Records from a data source.
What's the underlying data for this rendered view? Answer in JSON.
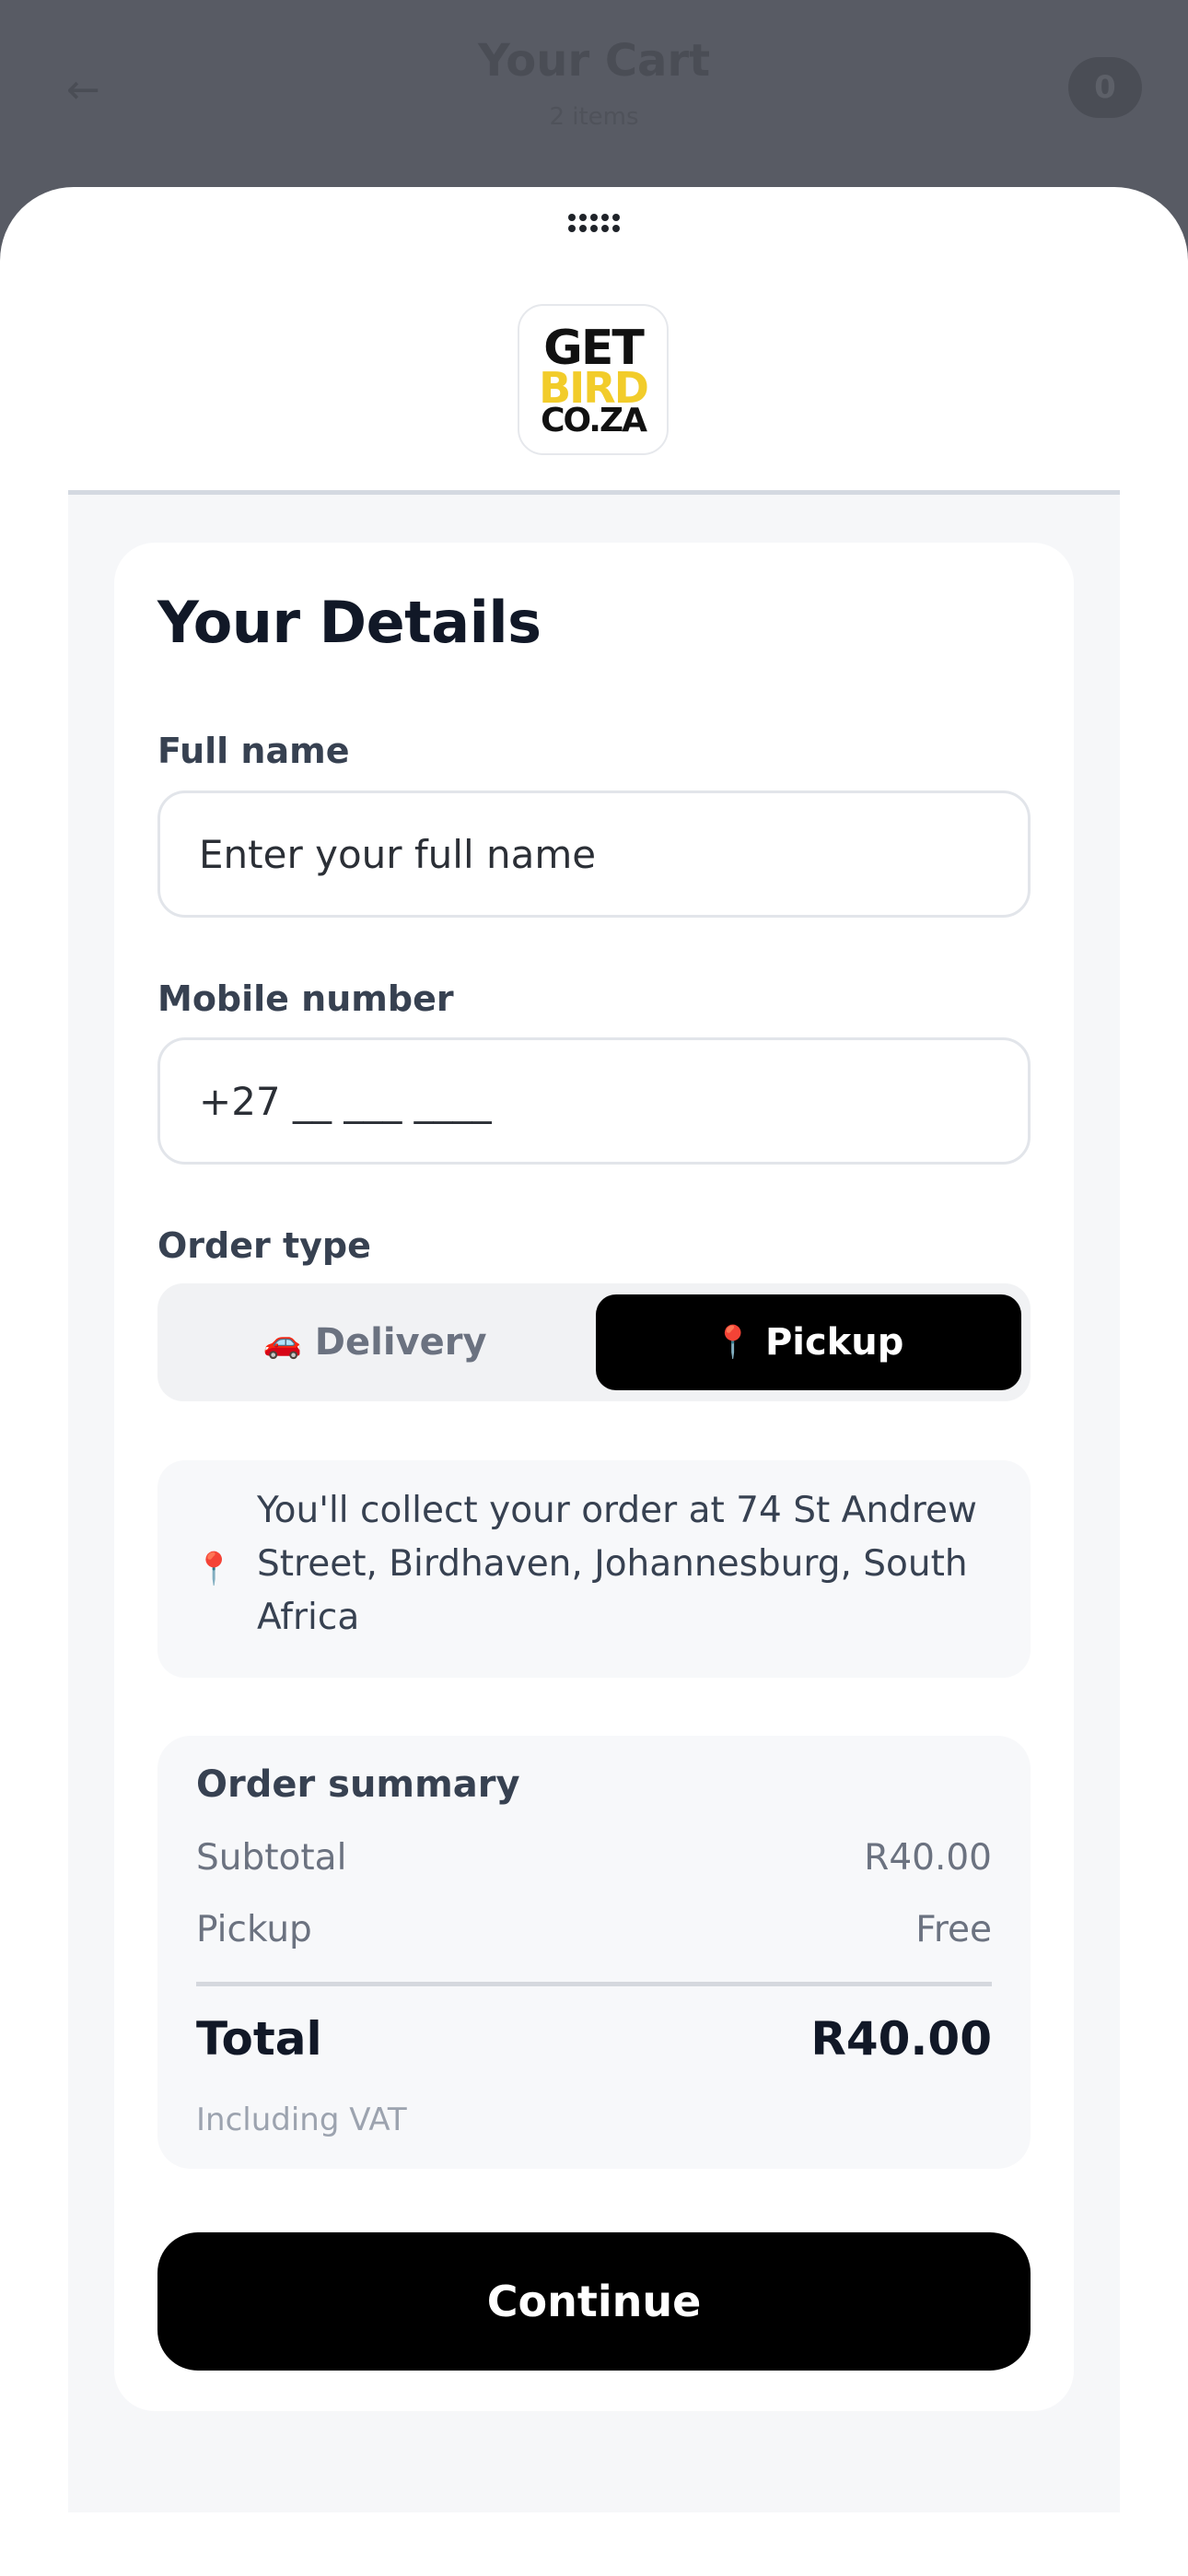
{
  "background": {
    "back_icon": "arrow-left-icon",
    "back_glyph": "←",
    "title": "Your Cart",
    "subtitle": "2 items",
    "badge": "0"
  },
  "sheet": {
    "grabber_icon": "drag-handle-icon",
    "logo": {
      "line1": "GET",
      "line2": "BIRD",
      "line3": "CO.ZA"
    }
  },
  "details": {
    "title": "Your Details",
    "full_name_label": "Full name",
    "full_name_placeholder": "Enter your full name",
    "mobile_label": "Mobile number",
    "mobile_placeholder": "+27 __ ___ ____",
    "order_type_label": "Order type",
    "order_type_options": [
      {
        "label": "Delivery",
        "icon": "car-icon",
        "glyph": "🚗",
        "selected": false
      },
      {
        "label": "Pickup",
        "icon": "pin-icon",
        "glyph": "📍",
        "selected": true
      }
    ],
    "pickup_info": {
      "icon": "pin-icon",
      "glyph": "📍",
      "text": "You'll collect your order at 74 St Andrew Street, Birdhaven, Johannesburg, South Africa"
    },
    "summary": {
      "title": "Order summary",
      "subtotal_label": "Subtotal",
      "subtotal_value": "R40.00",
      "pickup_label": "Pickup",
      "pickup_value": "Free",
      "total_label": "Total",
      "total_value": "R40.00",
      "vat_note": "Including VAT"
    },
    "continue_label": "Continue"
  },
  "colors": {
    "overlay": "#585b64",
    "primary": "#000000",
    "logo_yellow": "#f2cc2a",
    "panel": "#f6f7f9"
  }
}
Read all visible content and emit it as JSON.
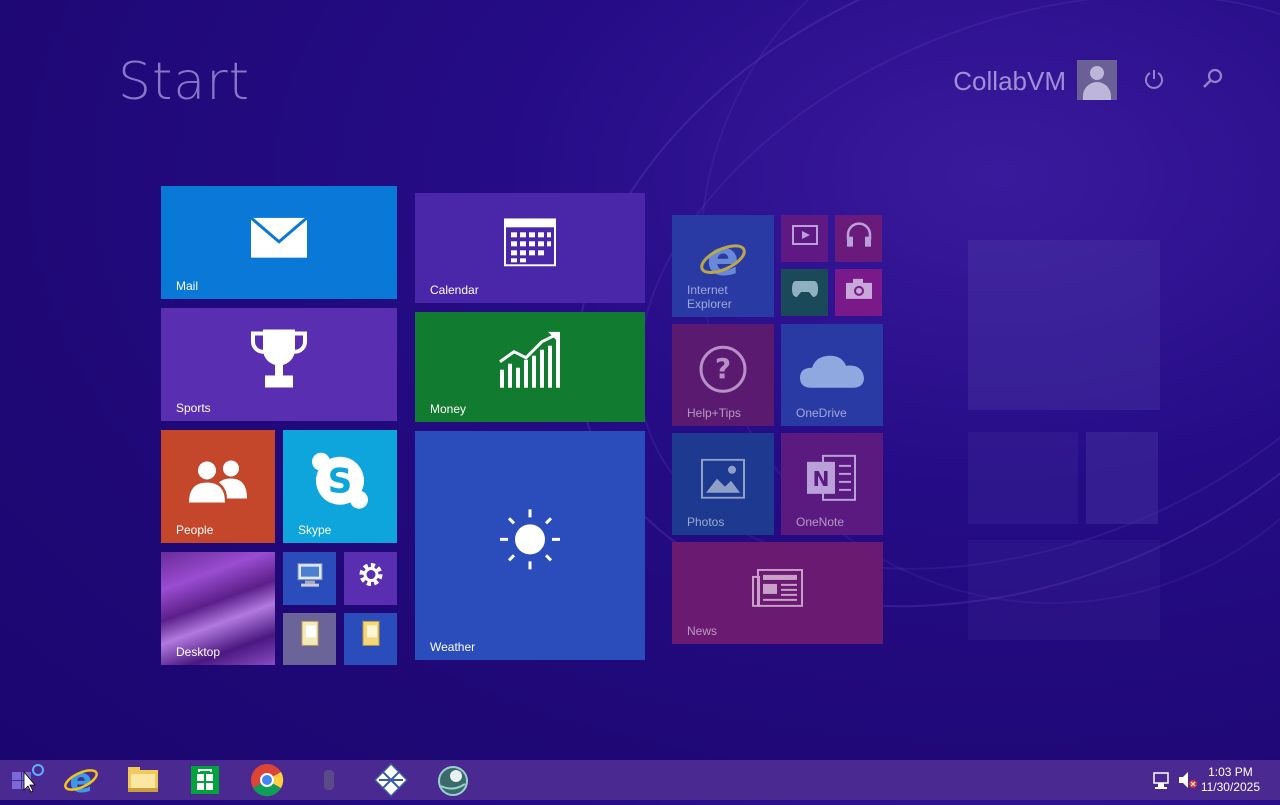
{
  "screen": {
    "title": "Start",
    "user_name": "CollabVM"
  },
  "tiles": {
    "mail": "Mail",
    "calendar": "Calendar",
    "sports": "Sports",
    "money": "Money",
    "people": "People",
    "skype": "Skype",
    "weather": "Weather",
    "desktop": "Desktop",
    "internet_explorer": "Internet Explorer",
    "help_tips": "Help+Tips",
    "onedrive": "OneDrive",
    "photos": "Photos",
    "onenote": "OneNote",
    "news": "News"
  },
  "colors": {
    "mail": "#0a78d7",
    "calendar": "#4a26a8",
    "sports": "#5a2eb0",
    "money": "#117c2f",
    "people": "#c4462b",
    "skype": "#0ea5dd",
    "weather": "#2a4dbb"
  },
  "taskbar": {
    "items": [
      "start-button",
      "internet-explorer",
      "file-explorer",
      "store",
      "chrome",
      "app-grey",
      "app-diamond",
      "app-globe"
    ]
  },
  "clock": {
    "time": "1:03 PM",
    "date": "11/30/2025"
  }
}
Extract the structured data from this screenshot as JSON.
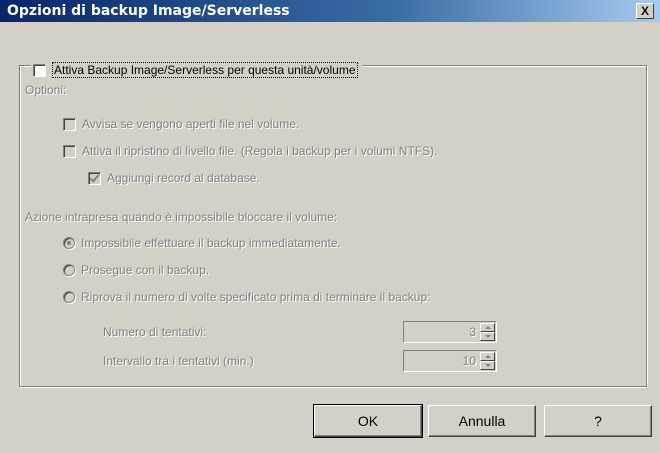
{
  "window": {
    "title": "Opzioni di backup Image/Serverless",
    "close_label": "X"
  },
  "enable": {
    "label": "Attiva Backup Image/Serverless per questa unità/volume",
    "checked": false
  },
  "options": {
    "heading": "Optioni:",
    "warn_open_files": {
      "label": "Avvisa se vengono aperti file nel volume.",
      "checked": false
    },
    "file_level_restore": {
      "label": "Attiva il ripristino di livello file. (Regola i backup per i volumi NTFS).",
      "checked": false
    },
    "add_db_records": {
      "label": "Aggiungi record al database.",
      "checked": true
    }
  },
  "action": {
    "heading": "Azione intrapresa quando è impossibile bloccare il volume:",
    "options": [
      {
        "label": "Impossibile effettuare il backup immediatamente.",
        "selected": true
      },
      {
        "label": "Prosegue con il backup.",
        "selected": false
      },
      {
        "label": "Riprova il numero di volte specificato prima di terminare il backup:",
        "selected": false
      }
    ],
    "retries": {
      "label": "Numero di tentativi:",
      "value": "3"
    },
    "interval": {
      "label": "Intervallo tra i tentativi (min.)",
      "value": "10"
    }
  },
  "buttons": {
    "ok": "OK",
    "cancel": "Annulla",
    "help": "?"
  }
}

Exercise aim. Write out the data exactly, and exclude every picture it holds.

Response area.
What's the underlying data for this rendered view? Answer in JSON.
{
  "background": {
    "back_icon": "arrow-left-icon",
    "back_glyph": "←",
    "title": "Your Cart",
    "subtitle": "2 items",
    "badge": "0"
  },
  "sheet": {
    "grabber_icon": "drag-handle-icon",
    "logo": {
      "line1": "GET",
      "line2": "BIRD",
      "line3": "CO.ZA"
    }
  },
  "details": {
    "title": "Your Details",
    "full_name_label": "Full name",
    "full_name_placeholder": "Enter your full name",
    "mobile_label": "Mobile number",
    "mobile_placeholder": "+27 __ ___ ____",
    "order_type_label": "Order type",
    "order_type_options": [
      {
        "label": "Delivery",
        "icon": "car-icon",
        "glyph": "🚗",
        "selected": false
      },
      {
        "label": "Pickup",
        "icon": "pin-icon",
        "glyph": "📍",
        "selected": true
      }
    ],
    "pickup_info": {
      "icon": "pin-icon",
      "glyph": "📍",
      "text": "You'll collect your order at 74 St Andrew Street, Birdhaven, Johannesburg, South Africa"
    },
    "summary": {
      "title": "Order summary",
      "subtotal_label": "Subtotal",
      "subtotal_value": "R40.00",
      "pickup_label": "Pickup",
      "pickup_value": "Free",
      "total_label": "Total",
      "total_value": "R40.00",
      "vat_note": "Including VAT"
    },
    "continue_label": "Continue"
  },
  "colors": {
    "overlay": "#585b64",
    "primary": "#000000",
    "logo_yellow": "#f2cc2a",
    "panel": "#f6f7f9"
  }
}
Read all visible content and emit it as JSON.
{
  "screen": {
    "title": "Start",
    "user_name": "CollabVM"
  },
  "tiles": {
    "mail": "Mail",
    "calendar": "Calendar",
    "sports": "Sports",
    "money": "Money",
    "people": "People",
    "skype": "Skype",
    "weather": "Weather",
    "desktop": "Desktop",
    "internet_explorer": "Internet Explorer",
    "help_tips": "Help+Tips",
    "onedrive": "OneDrive",
    "photos": "Photos",
    "onenote": "OneNote",
    "news": "News"
  },
  "colors": {
    "mail": "#0a78d7",
    "calendar": "#4a26a8",
    "sports": "#5a2eb0",
    "money": "#117c2f",
    "people": "#c4462b",
    "skype": "#0ea5dd",
    "weather": "#2a4dbb"
  },
  "taskbar": {
    "items": [
      "start-button",
      "internet-explorer",
      "file-explorer",
      "store",
      "chrome",
      "app-grey",
      "app-diamond",
      "app-globe"
    ]
  },
  "clock": {
    "time": "1:03 PM",
    "date": "11/30/2025"
  }
}
Extract the structured data from this screenshot as JSON.
{
  "window": {
    "title": "Opzioni di backup Image/Serverless",
    "close_label": "X"
  },
  "enable": {
    "label": "Attiva Backup Image/Serverless per questa unità/volume",
    "checked": false
  },
  "options": {
    "heading": "Optioni:",
    "warn_open_files": {
      "label": "Avvisa se vengono aperti file nel volume.",
      "checked": false
    },
    "file_level_restore": {
      "label": "Attiva il ripristino di livello file. (Regola i backup per i volumi NTFS).",
      "checked": false
    },
    "add_db_records": {
      "label": "Aggiungi record al database.",
      "checked": true
    }
  },
  "action": {
    "heading": "Azione intrapresa quando è impossibile bloccare il volume:",
    "options": [
      {
        "label": "Impossibile effettuare il backup immediatamente.",
        "selected": true
      },
      {
        "label": "Prosegue con il backup.",
        "selected": false
      },
      {
        "label": "Riprova il numero di volte specificato prima di terminare il backup:",
        "selected": false
      }
    ],
    "retries": {
      "label": "Numero di tentativi:",
      "value": "3"
    },
    "interval": {
      "label": "Intervallo tra i tentativi (min.)",
      "value": "10"
    }
  },
  "buttons": {
    "ok": "OK",
    "cancel": "Annulla",
    "help": "?"
  }
}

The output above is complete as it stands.